Task brief
If a line of the material contains "JSON", copy it.

··· Extracted information

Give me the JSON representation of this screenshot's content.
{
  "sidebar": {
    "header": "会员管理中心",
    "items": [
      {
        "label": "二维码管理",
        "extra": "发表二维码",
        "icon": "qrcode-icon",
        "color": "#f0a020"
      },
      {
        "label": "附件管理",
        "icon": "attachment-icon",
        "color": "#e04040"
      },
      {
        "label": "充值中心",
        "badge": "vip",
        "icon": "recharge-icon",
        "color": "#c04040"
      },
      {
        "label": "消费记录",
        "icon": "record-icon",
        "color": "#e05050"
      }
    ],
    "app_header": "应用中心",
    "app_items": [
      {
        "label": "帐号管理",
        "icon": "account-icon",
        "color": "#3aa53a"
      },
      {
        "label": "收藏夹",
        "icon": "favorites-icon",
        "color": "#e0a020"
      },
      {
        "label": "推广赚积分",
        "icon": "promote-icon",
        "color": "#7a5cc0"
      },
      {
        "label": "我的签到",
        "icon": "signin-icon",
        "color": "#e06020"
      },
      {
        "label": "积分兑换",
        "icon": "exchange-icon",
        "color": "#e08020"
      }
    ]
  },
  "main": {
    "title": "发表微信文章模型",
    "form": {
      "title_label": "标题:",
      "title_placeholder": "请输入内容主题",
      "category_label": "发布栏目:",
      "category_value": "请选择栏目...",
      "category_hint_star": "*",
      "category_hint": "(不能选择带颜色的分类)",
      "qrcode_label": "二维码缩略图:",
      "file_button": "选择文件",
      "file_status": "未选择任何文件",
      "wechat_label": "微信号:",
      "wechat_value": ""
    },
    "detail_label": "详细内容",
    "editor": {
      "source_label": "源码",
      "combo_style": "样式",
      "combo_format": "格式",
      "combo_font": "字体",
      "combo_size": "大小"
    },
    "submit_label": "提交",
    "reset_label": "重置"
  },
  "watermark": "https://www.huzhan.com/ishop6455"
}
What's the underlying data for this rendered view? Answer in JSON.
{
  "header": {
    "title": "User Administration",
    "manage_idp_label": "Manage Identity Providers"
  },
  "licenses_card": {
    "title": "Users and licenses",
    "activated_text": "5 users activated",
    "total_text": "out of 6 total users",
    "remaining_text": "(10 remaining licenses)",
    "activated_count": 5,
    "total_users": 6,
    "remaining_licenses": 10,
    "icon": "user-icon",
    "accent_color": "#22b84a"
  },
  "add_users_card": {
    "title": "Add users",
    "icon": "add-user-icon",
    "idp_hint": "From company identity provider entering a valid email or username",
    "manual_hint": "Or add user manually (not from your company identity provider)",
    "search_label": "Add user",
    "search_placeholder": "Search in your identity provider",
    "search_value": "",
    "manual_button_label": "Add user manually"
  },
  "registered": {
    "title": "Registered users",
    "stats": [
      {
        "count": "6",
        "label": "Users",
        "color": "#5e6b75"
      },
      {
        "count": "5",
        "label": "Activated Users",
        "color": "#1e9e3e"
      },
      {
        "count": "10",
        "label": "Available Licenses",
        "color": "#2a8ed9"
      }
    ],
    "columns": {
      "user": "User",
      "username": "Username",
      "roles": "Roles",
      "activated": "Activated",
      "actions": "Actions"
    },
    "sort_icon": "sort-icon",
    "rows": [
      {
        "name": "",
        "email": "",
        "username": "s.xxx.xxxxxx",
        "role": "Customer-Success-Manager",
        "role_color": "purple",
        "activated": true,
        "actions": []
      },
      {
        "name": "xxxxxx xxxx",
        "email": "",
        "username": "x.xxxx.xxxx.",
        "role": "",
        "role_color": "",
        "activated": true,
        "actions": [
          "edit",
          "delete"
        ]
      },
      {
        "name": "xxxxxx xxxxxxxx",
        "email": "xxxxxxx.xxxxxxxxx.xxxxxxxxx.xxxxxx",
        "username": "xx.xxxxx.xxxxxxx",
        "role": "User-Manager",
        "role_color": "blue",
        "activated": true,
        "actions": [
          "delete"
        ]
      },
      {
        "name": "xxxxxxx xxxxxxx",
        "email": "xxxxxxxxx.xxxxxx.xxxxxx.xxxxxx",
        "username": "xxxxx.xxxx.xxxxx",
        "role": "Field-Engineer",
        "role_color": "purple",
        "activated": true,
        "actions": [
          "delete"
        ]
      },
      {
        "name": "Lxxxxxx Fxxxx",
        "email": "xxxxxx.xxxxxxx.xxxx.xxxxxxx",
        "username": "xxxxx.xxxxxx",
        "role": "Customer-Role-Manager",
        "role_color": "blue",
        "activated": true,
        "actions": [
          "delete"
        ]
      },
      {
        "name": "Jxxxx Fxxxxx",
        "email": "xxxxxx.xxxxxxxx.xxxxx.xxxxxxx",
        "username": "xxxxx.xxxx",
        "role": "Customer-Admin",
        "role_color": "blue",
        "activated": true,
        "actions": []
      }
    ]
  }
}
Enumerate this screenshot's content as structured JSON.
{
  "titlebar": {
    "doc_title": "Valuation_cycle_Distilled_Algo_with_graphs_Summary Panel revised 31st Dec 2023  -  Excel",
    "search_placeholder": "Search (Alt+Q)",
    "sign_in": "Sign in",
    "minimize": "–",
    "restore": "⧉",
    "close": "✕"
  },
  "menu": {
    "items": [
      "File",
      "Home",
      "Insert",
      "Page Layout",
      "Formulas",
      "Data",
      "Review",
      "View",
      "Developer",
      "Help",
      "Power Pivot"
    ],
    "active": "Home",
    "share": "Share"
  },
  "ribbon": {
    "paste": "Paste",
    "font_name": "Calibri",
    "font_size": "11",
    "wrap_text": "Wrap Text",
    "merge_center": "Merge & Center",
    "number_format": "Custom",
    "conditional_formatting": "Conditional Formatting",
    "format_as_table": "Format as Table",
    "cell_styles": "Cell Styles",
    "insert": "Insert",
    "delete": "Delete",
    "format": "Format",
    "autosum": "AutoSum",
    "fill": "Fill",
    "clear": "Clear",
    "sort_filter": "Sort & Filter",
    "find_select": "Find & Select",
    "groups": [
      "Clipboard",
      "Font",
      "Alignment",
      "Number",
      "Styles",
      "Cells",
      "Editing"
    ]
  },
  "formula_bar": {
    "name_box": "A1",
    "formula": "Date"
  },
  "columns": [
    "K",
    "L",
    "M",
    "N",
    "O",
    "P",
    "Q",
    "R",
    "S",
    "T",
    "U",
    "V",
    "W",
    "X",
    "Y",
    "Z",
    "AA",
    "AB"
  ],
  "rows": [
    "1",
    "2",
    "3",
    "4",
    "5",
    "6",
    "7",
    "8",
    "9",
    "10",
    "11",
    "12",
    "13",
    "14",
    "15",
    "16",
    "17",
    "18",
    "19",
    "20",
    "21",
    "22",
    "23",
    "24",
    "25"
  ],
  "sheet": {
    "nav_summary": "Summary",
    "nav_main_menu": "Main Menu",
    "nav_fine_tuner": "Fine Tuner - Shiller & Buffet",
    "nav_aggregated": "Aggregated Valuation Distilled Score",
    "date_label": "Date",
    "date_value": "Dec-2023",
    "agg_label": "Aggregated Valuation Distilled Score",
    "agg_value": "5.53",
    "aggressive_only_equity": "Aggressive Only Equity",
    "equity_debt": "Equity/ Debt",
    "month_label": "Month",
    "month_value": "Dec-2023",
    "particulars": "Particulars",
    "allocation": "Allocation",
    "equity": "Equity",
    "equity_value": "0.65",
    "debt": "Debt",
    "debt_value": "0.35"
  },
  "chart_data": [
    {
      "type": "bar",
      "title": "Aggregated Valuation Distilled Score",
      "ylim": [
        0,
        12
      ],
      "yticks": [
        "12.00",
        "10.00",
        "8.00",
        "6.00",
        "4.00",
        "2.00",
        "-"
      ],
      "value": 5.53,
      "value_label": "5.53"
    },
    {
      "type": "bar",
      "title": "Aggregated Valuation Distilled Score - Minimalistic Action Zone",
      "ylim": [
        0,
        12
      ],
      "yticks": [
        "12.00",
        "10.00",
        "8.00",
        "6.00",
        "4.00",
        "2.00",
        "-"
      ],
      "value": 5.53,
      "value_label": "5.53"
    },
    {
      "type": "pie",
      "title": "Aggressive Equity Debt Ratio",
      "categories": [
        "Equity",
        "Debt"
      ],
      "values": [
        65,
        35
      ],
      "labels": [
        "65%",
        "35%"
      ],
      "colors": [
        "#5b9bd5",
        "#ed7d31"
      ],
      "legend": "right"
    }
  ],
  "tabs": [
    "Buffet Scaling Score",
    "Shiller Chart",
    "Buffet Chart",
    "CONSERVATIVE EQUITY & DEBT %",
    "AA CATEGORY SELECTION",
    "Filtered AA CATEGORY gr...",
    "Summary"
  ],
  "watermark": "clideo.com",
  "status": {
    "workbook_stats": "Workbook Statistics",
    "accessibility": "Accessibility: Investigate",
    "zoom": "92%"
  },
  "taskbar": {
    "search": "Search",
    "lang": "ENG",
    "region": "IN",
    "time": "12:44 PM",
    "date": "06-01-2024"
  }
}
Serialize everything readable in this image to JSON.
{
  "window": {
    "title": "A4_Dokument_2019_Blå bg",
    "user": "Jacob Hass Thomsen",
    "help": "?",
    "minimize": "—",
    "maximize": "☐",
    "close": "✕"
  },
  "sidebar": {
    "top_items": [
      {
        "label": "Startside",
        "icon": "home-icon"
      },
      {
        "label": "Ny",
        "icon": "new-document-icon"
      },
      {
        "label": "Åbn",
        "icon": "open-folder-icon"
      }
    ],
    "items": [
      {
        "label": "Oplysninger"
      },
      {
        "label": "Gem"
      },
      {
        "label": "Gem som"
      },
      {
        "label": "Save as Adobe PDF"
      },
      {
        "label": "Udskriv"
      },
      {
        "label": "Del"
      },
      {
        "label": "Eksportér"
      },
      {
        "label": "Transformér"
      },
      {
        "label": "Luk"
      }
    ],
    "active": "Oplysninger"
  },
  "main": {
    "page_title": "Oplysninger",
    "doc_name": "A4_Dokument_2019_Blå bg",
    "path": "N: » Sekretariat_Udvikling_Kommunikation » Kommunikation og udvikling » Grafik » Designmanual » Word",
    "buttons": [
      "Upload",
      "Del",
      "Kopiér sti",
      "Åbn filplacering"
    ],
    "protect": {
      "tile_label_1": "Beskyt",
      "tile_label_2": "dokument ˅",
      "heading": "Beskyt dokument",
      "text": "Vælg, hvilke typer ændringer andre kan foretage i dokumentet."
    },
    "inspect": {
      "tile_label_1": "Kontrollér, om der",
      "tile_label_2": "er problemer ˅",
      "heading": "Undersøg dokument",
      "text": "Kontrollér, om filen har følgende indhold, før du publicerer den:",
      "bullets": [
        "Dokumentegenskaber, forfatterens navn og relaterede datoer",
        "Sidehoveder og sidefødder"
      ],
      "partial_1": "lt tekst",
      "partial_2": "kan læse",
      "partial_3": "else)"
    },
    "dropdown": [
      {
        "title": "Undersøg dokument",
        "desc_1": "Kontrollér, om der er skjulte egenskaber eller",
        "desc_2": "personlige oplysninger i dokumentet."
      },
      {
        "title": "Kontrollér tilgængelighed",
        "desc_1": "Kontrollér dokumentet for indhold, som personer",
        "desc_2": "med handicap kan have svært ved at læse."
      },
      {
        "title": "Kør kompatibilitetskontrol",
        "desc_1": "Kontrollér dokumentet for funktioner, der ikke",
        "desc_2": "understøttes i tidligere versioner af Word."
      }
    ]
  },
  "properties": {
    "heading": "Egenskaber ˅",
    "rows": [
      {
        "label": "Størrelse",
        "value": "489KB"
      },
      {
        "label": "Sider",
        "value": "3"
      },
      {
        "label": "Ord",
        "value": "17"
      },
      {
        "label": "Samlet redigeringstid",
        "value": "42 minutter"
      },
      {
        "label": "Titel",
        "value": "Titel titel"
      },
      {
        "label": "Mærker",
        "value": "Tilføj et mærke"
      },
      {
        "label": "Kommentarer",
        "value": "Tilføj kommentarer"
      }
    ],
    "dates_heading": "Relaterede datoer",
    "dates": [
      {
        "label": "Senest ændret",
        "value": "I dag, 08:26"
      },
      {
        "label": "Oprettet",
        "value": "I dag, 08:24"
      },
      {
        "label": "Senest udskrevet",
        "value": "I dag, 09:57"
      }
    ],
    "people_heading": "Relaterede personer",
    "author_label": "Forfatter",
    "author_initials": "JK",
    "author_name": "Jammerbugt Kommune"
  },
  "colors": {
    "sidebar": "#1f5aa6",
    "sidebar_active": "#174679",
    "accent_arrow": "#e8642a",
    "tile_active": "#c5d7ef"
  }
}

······

Response to this task
Give me the JSON representation of this screenshot's content.
What's the underlying data for this rendered view? Answer in JSON.
Enumerate this screenshot's content as structured JSON.
Serialize everything readable in this image to JSON.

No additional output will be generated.